    Stage 19 – Friday 19 July

    4,600m of vertical gain which is beaucoup for just 145km and where the opening 20km are flat. The Col de Vars is much harder than the 5.7% average suggests, you can spot the flat middle section and the opening part to the Col de la Viste is more like 10%. Then comes the mighty Cime de Bonette at 2,802m which is over an hour of climbing and a good part of this above 2,000m altitude, daunting and normally a slog but the short distance stage might tempt moves some, otherwise Isola 2000 is the most of the Col de la Lombarde and a steep but steady climb to the ski station used by plenty of Nice and Monaco pro cyclists for altitude training.

    Stage 20 – Saturday 20 July

    Plenty of déjà vu from Paris-Nice on a day with very little rest. On paper this promises more fireworks with long climbs and twisty descents. But could it be a stage too far if some GC contenders sit tight fearing the following day’s time trial? Or the second order effect that they might hold back on Stage 19 too so that they have reserves for Stage 20 in case they’re needed here and for the TT, a scenario we’ve seen in many a back-loaded Giro; a flat stage would be a harder sell. Fingers crossed it’s close on GC and everyone’s up for it. It could be easier in July than March with improved form, it could roasting hot too.

    Stage 21 – Sunday 21 July

    A time trial via the Col d’Eze, the old ending of Paris-Nice. Just in case you’re wondering why the Tour de France finishes in Nice instead of Paris, it’s because of the Olympics, not so much a calendar clash, more the Tour finishing elsewhere gives Parisian policiers a rest before a busy period.

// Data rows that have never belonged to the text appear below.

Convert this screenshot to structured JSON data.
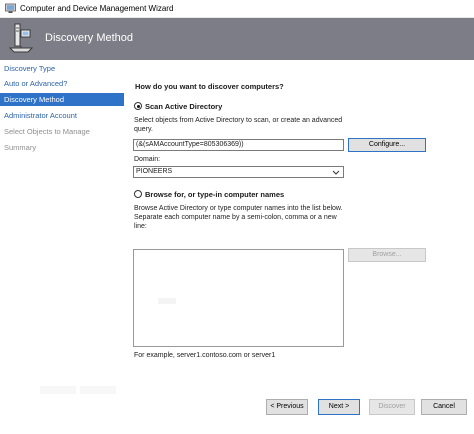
{
  "window": {
    "title": "Computer and Device Management Wizard"
  },
  "banner": {
    "title": "Discovery Method"
  },
  "sidebar": {
    "items": [
      {
        "label": "Discovery Type",
        "state": "link"
      },
      {
        "label": "Auto or Advanced?",
        "state": "link"
      },
      {
        "label": "Discovery Method",
        "state": "active"
      },
      {
        "label": "Administrator Account",
        "state": "link"
      },
      {
        "label": "Select Objects to Manage",
        "state": "disabled"
      },
      {
        "label": "Summary",
        "state": "disabled"
      }
    ]
  },
  "main": {
    "question": "How do you want to discover computers?",
    "scan_ad": {
      "label": "Scan Active Directory",
      "selected": true,
      "description": "Select objects from Active Directory to scan, or create an advanced query.",
      "query_value": "(&(sAMAccountType=805306369))",
      "configure_label": "Configure...",
      "domain_label": "Domain:",
      "domain_value": "PIONEERS"
    },
    "browse": {
      "label": "Browse for, or type-in computer names",
      "selected": false,
      "description": "Browse Active Directory or type computer names into the list below. Separate each computer name by a semi-colon, comma or a new line:",
      "browse_label": "Browse...",
      "example": "For example, server1.contoso.com or server1"
    }
  },
  "footer": {
    "previous_label": "< Previous",
    "next_label": "Next >",
    "discover_label": "Discover",
    "cancel_label": "Cancel"
  },
  "colors": {
    "banner": "#7d7d87",
    "nav_active": "#2f73c9",
    "nav_link": "#2d63a8",
    "disabled_text": "#8f8f8f"
  }
}
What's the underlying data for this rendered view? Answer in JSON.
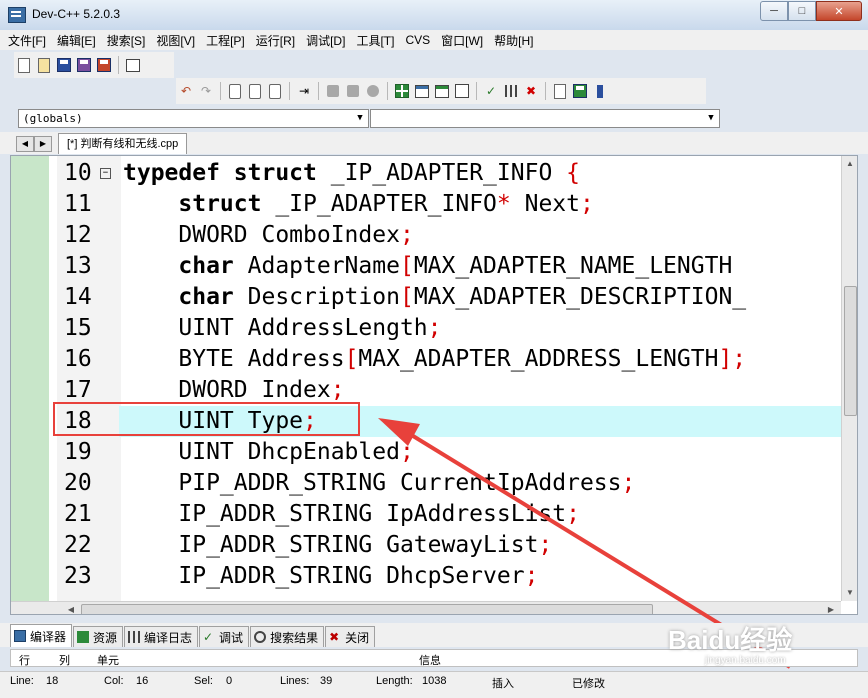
{
  "window": {
    "title": "Dev-C++ 5.2.0.3"
  },
  "menu": [
    "文件[F]",
    "编辑[E]",
    "搜索[S]",
    "视图[V]",
    "工程[P]",
    "运行[R]",
    "调试[D]",
    "工具[T]",
    "CVS",
    "窗口[W]",
    "帮助[H]"
  ],
  "scope_combo": {
    "value": "(globals)"
  },
  "member_combo": {
    "value": ""
  },
  "file_tab": {
    "label": "[*] 判断有线和无线.cpp"
  },
  "code_lines": [
    {
      "no": "10",
      "tokens": [
        [
          "kw",
          "typedef"
        ],
        [
          "id",
          " "
        ],
        [
          "kw",
          "struct"
        ],
        [
          "id",
          " _IP_ADAPTER_INFO "
        ],
        [
          "op",
          "{"
        ]
      ]
    },
    {
      "no": "11",
      "tokens": [
        [
          "id",
          "    "
        ],
        [
          "kw",
          "struct"
        ],
        [
          "id",
          " _IP_ADAPTER_INFO"
        ],
        [
          "op",
          "*"
        ],
        [
          "id",
          " Next"
        ],
        [
          "op",
          ";"
        ]
      ]
    },
    {
      "no": "12",
      "tokens": [
        [
          "id",
          "    DWORD ComboIndex"
        ],
        [
          "op",
          ";"
        ]
      ]
    },
    {
      "no": "13",
      "tokens": [
        [
          "id",
          "    "
        ],
        [
          "kw",
          "char"
        ],
        [
          "id",
          " AdapterName"
        ],
        [
          "op",
          "["
        ],
        [
          "id",
          "MAX_ADAPTER_NAME_LENGTH "
        ]
      ]
    },
    {
      "no": "14",
      "tokens": [
        [
          "id",
          "    "
        ],
        [
          "kw",
          "char"
        ],
        [
          "id",
          " Description"
        ],
        [
          "op",
          "["
        ],
        [
          "id",
          "MAX_ADAPTER_DESCRIPTION_"
        ]
      ]
    },
    {
      "no": "15",
      "tokens": [
        [
          "id",
          "    UINT AddressLength"
        ],
        [
          "op",
          ";"
        ]
      ]
    },
    {
      "no": "16",
      "tokens": [
        [
          "id",
          "    BYTE Address"
        ],
        [
          "op",
          "["
        ],
        [
          "id",
          "MAX_ADAPTER_ADDRESS_LENGTH"
        ],
        [
          "op",
          "];"
        ]
      ]
    },
    {
      "no": "17",
      "tokens": [
        [
          "id",
          "    DWORD Index"
        ],
        [
          "op",
          ";"
        ]
      ]
    },
    {
      "no": "18",
      "tokens": [
        [
          "id",
          "    UINT Type"
        ],
        [
          "op",
          ";"
        ]
      ]
    },
    {
      "no": "19",
      "tokens": [
        [
          "id",
          "    UINT DhcpEnabled"
        ],
        [
          "op",
          ";"
        ]
      ]
    },
    {
      "no": "20",
      "tokens": [
        [
          "id",
          "    PIP_ADDR_STRING CurrentIpAddress"
        ],
        [
          "op",
          ";"
        ]
      ]
    },
    {
      "no": "21",
      "tokens": [
        [
          "id",
          "    IP_ADDR_STRING IpAddressList"
        ],
        [
          "op",
          ";"
        ]
      ]
    },
    {
      "no": "22",
      "tokens": [
        [
          "id",
          "    IP_ADDR_STRING GatewayList"
        ],
        [
          "op",
          ";"
        ]
      ]
    },
    {
      "no": "23",
      "tokens": [
        [
          "id",
          "    IP_ADDR_STRING DhcpServer"
        ],
        [
          "op",
          ";"
        ]
      ]
    }
  ],
  "highlighted_line": "18",
  "bottom_tabs": [
    {
      "label": "编译器",
      "icon": "compiler-icon"
    },
    {
      "label": "资源",
      "icon": "resources-icon"
    },
    {
      "label": "编译日志",
      "icon": "compile-log-icon"
    },
    {
      "label": "调试",
      "icon": "debug-icon"
    },
    {
      "label": "搜索结果",
      "icon": "search-results-icon"
    },
    {
      "label": "关闭",
      "icon": "close-icon"
    }
  ],
  "message_columns": {
    "row": "行",
    "col": "列",
    "unit": "单元",
    "info": "信息"
  },
  "status": {
    "line_label": "Line:",
    "line": "18",
    "col_label": "Col:",
    "col": "16",
    "sel_label": "Sel:",
    "sel": "0",
    "lines_label": "Lines:",
    "lines": "39",
    "length_label": "Length:",
    "length": "1038",
    "mode": "插入",
    "modified": "已修改"
  },
  "watermark": {
    "brand": "Baidu经验",
    "url": "jingyan.baidu.com"
  },
  "colors": {
    "highlight": "#cdf9fb",
    "annotation": "#e8413b",
    "operator": "#d10000"
  }
}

    This is no parade-criterium stage but could be the race decider, that’s the dream scenario. It’s first time the race has ended with a time trial since 1989 when the Tour de France celebrated the 200th anniversary of the French revolution with a journey from Versailles to the capital and of course it was the closest-ever edition. The profile just doesn’t do the course justice, no way is it a level climb up and a fast descent back down, it’s more technical with plenty of rhythm changes and where taking the right line downhill wins time.

    Source link

    Related articles



    Please enter your comment!
    Please enter your name here

    Share article

    Latest articles


    Subscribe to stay updated.